- What is your typical process for working with a new customer?
I consider our first lesson an opportunity to be acquainted with one another. I inquire about the student's interest in music, preferred styles and genres, any previous musical instruction or performance opportunities, and specific goals that student is looking to meet. I also enjoy knowing favorite colors, favorite books, favorite foods, etc. Knowing my student helps me be a better a teacher.
- What education and/or training do you have that relates to your work?

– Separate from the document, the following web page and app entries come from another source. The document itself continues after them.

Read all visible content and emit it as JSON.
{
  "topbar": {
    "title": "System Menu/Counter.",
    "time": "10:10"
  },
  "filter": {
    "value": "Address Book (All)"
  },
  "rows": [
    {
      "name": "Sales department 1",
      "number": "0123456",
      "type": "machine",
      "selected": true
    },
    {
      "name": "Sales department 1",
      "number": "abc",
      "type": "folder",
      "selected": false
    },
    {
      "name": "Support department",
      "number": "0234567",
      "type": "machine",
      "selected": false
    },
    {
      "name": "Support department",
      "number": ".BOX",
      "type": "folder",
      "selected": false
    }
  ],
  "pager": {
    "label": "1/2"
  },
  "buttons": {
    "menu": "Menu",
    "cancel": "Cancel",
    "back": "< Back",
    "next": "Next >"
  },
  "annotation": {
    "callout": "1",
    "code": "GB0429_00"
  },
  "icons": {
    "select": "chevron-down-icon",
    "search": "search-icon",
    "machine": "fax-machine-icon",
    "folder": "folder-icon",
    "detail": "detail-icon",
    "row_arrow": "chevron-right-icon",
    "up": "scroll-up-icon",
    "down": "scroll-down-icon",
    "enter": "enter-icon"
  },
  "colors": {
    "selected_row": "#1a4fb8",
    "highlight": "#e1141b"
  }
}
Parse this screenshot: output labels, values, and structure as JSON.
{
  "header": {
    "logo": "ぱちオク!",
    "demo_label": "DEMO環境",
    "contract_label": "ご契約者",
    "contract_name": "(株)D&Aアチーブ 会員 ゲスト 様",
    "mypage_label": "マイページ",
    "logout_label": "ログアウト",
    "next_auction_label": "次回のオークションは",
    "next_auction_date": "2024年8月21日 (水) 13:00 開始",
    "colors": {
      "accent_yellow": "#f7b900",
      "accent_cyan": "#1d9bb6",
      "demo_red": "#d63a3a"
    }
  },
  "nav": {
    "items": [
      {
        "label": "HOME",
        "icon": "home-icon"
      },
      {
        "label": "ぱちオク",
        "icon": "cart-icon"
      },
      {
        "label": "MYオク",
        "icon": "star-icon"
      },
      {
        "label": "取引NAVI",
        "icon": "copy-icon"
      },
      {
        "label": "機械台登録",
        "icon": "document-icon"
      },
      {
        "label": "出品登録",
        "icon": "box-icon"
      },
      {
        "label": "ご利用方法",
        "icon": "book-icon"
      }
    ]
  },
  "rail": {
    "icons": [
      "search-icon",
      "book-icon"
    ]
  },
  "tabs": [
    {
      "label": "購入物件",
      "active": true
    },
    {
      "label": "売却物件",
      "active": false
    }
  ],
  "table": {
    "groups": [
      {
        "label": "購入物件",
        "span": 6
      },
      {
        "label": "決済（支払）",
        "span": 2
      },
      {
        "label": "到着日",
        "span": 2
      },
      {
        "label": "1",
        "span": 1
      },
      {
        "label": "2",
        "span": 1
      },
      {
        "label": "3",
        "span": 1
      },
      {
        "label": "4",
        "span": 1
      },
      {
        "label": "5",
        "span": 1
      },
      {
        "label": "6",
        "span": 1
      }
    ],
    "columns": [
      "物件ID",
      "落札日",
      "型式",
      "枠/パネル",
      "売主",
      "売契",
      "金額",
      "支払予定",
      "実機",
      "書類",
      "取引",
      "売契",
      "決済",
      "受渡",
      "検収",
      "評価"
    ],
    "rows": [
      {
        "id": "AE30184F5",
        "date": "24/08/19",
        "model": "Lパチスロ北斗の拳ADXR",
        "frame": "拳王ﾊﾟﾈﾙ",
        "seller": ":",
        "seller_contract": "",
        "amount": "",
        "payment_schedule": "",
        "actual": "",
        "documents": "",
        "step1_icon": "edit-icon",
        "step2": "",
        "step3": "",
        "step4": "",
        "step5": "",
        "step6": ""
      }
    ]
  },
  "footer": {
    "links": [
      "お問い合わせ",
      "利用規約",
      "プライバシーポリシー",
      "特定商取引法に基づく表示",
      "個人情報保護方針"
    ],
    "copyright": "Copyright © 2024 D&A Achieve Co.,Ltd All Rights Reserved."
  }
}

As stated previously, I have a Bachelor of Music degree in vocal performance and a minor in piano performance from the Baldwin-Wallace Conservatory of Music, where I studied performance, art song and opera literature, music history, musical theater, opera, language and diction, form and analysis, 18th century counterpoint, and anatomy to better understand the vocal chords as a muscle. I graduated with a Master of Arts degree in Music Education from New York University, continuing my study in choral and orchestral conducting, practicums in percussion, brass, woodwind and string instruments, compositional process in symphonic work, music therapy, and 20th century opera studies. I have also partial first-year course work completed towards a Ph.D. degree in Historical Musicology. I am certified by New York State to teach music K-12, with reciprocity in almost every state in the continental U.S. Growing up, I studied voice, piano, violin, dance and acrobats, acting, and French Horn. I have been performing professionally since I was 14 years old. I was a member of the East End Kids, who had the pleasure of performing at the opening of Disneyland Paris in 1993. I've performed in chorales, musicals and operas both nationally and internationally for over 10 years while living in New York City. In 2005 at the Downtown Cabaret Theater, I portrayed the role of "Jeanie" in a production of HAIR, which won two Connecticut Circle Critic's Awards. I am currently a member of the Nashville Opera and the Nashville Symphony Chorus. In June of 2019, The Nashville Symphony & Chorus and the Nashville Ballet collaborated on a production of Carmina Burana, with bold new visions of performance and original choreography, which I was humbled to perform in. In October of 2019, I made my Nashville Opera debut in "Madame Butterfly." And in January 2020, I had the pleasure of singing backup vocals for the band FOREIGNER and was a featured soloist with the Nashville Symphony in "The Times They Are A Changin'," an orchestral tribute to the music and poetry of Bob Dylan.